A short hop away is the Door County Maritime Museum (1-920-743-5958; dcmm.org). A stop here offers the chance to learn about deep-water dives, Fresnel lenses, Door County shipwrecks and pleasure craft, after which you can tour a 1960s Great Lakes tugboat or take a cruise down the adjacent canal in an old Chicago Fireboat (ridethefireboat.com).
The 1.4-mile canal, incidentally, is a key part of Sturgeon Bay and the entire peninsula. The canal links the waters of Green Bay with those of Lake Michigan and helps define the county’s basic outline. Constructed in the late 19th century, its purpose was to spare sailors the trip up the peninsula and through the perilous “Death’s Door” passage at the peninsula’s tip. Today, an easy walking path unrolls along the canal’s eastern flank, offering picturesque views. When you reach the lake, you’ll find the oft-photographed cherry-red Ship Canal Pierhead lighthouse. Cave Point-Clay Banks State Natural Area forms much of the canal’s western side.

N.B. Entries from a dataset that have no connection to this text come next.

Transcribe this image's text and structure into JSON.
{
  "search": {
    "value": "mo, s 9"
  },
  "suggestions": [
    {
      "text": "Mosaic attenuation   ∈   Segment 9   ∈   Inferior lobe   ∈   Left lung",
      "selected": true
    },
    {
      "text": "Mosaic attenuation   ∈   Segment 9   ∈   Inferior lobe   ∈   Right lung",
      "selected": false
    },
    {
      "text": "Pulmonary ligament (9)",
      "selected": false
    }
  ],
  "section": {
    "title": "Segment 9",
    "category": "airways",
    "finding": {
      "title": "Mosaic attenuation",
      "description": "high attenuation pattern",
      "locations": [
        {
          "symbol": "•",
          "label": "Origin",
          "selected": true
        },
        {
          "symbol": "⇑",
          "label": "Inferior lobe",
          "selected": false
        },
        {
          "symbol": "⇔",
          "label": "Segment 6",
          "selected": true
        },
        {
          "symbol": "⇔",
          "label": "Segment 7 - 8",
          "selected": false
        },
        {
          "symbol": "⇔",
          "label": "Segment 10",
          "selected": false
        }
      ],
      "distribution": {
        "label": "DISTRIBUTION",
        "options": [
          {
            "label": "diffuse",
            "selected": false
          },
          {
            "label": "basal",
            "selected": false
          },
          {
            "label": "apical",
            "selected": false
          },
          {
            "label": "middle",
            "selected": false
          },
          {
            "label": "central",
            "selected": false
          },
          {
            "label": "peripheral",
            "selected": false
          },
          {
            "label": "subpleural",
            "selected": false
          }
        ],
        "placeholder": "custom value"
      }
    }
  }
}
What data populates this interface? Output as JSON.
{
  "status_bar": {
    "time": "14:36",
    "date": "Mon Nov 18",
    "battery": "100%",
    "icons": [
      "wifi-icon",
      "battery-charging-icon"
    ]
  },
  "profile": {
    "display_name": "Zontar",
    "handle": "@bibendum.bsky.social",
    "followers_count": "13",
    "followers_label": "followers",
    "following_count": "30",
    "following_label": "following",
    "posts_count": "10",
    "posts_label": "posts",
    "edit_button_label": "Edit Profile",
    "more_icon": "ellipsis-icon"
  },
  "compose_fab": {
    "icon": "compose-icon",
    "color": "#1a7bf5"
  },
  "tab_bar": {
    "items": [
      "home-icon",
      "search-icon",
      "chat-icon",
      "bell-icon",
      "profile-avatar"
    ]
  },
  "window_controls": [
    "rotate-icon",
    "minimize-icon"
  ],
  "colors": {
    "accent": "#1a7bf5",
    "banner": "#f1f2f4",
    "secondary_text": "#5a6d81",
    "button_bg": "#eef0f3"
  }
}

Legacy Nature Preserve at Clay Banks sits just south of town. Here you can scramble a mile or so up to the top of a bluff, where your reward is an expansive view of more than a half-mile of pristine, undeveloped Lake Michigan shoreline. This 91-acre plot of land cradles white cedar wetlands, open fields and a gently winding stream.
Back in town, even the city’s industrial shipyard is worth a stop. It’s most impressive when the Great Lakes bulk carrier fleet steams in for the winter repair season and its massive ships tower over the downtown like iron dinosaurs. But majestic vessels occasionally dock here in summer, too.
All this is good news for visitors and locals. “There’s a shift in energy and enthusiasm for coming here,” says 5th and Jefferson’s Young. “Sturgeon Bay has finally established itself as a destination.”
See sturgeonbay.net or call 1-800-301-6695.
Melanie Radzicki McManus (melaniemcmanus.com) lives near Madison, Wis.